Is it OK to walk with plantar fasciitis?
Obviously, Frisco residents can’t completely avoid walking when they have plantar fasciitis, but if they do it incorrectly, it could make their symptoms worse. Walking habits that make plantar fasciitis worse can include: Walking on hard surfaces. Walking too fast.
Is plantar fasciitis a disability?
Plantar fasciitis can be both a medical disability and a legally-protected disability that may qualify you for medical treatment, insurance coverage, or disability benefits, depending on a few different factors.
What can you not do with plantar fasciitis?
6 Mistakes To Avoid When You Have Plantar FasciitisJumping Straight to Expensive Treatments. … Not Seeking a Second Opinion. … Waiting to Treat Your Plantar Fasciitis. … Spending Lots of Time (and Money) on Miracle Cures. … Using Ice or NSAIDS the Wrong Way. … Inconsistent Conservative Treatments.
How do I know if I have plantar fasciitis or heel spurs?
Instead, the pain is due to the foot condition that caused the spur. So, if you have a heel spur and notice pain at the back of the heel, you probably have Achilles tendinitis. If the pain is on the bottom of the heel, plantar fasciitis is most likely the reason.
Does plantar fasciitis show up on an MRI?
Even though there is no significant difference between the accuracy of ultrasound and MRI regarding the measurements of the PF thickness , MRI is considered as the most sensitive imaging modality for diagnosing plantar fasciitis .
Should you massage plantar fasciitis?

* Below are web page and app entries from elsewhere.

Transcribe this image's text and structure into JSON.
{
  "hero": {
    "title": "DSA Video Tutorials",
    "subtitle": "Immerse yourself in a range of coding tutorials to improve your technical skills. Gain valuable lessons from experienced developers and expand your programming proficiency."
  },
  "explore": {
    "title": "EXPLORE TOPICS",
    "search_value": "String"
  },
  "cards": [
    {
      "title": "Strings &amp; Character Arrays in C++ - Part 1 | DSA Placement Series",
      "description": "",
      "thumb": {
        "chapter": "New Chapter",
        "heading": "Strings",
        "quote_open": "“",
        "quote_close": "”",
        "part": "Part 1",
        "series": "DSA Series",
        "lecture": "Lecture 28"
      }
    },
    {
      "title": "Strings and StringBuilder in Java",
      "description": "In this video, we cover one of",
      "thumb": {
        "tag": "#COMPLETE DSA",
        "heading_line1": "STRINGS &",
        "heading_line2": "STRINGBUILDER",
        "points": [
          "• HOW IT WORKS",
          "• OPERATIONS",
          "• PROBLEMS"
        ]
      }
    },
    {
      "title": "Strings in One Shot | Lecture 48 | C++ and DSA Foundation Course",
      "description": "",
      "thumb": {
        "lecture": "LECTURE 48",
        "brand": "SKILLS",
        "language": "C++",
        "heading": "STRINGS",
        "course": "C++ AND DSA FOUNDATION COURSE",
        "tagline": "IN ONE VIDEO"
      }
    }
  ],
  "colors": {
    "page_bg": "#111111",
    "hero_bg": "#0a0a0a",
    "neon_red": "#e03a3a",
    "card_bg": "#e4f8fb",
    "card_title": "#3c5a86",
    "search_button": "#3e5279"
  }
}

The takeaway. Plantar fasciitis is a common and painful condition for many — especially runners and those who stand a lot. At-home massage and stretching can help relieve pain and help prevent the condition from becoming chronic. Plantar fasciitis pain tends to be most severe first thing in the morning.
How do I sleep with plantar fasciitis?
Use a pillow to elevate you feet slightly while you sleep, to improve blood circulation and reduce swelling and inflammation from Plantar Fasciitis. Feet can be safely elevated at six to twelve inches while you sleep, using a standard pillow.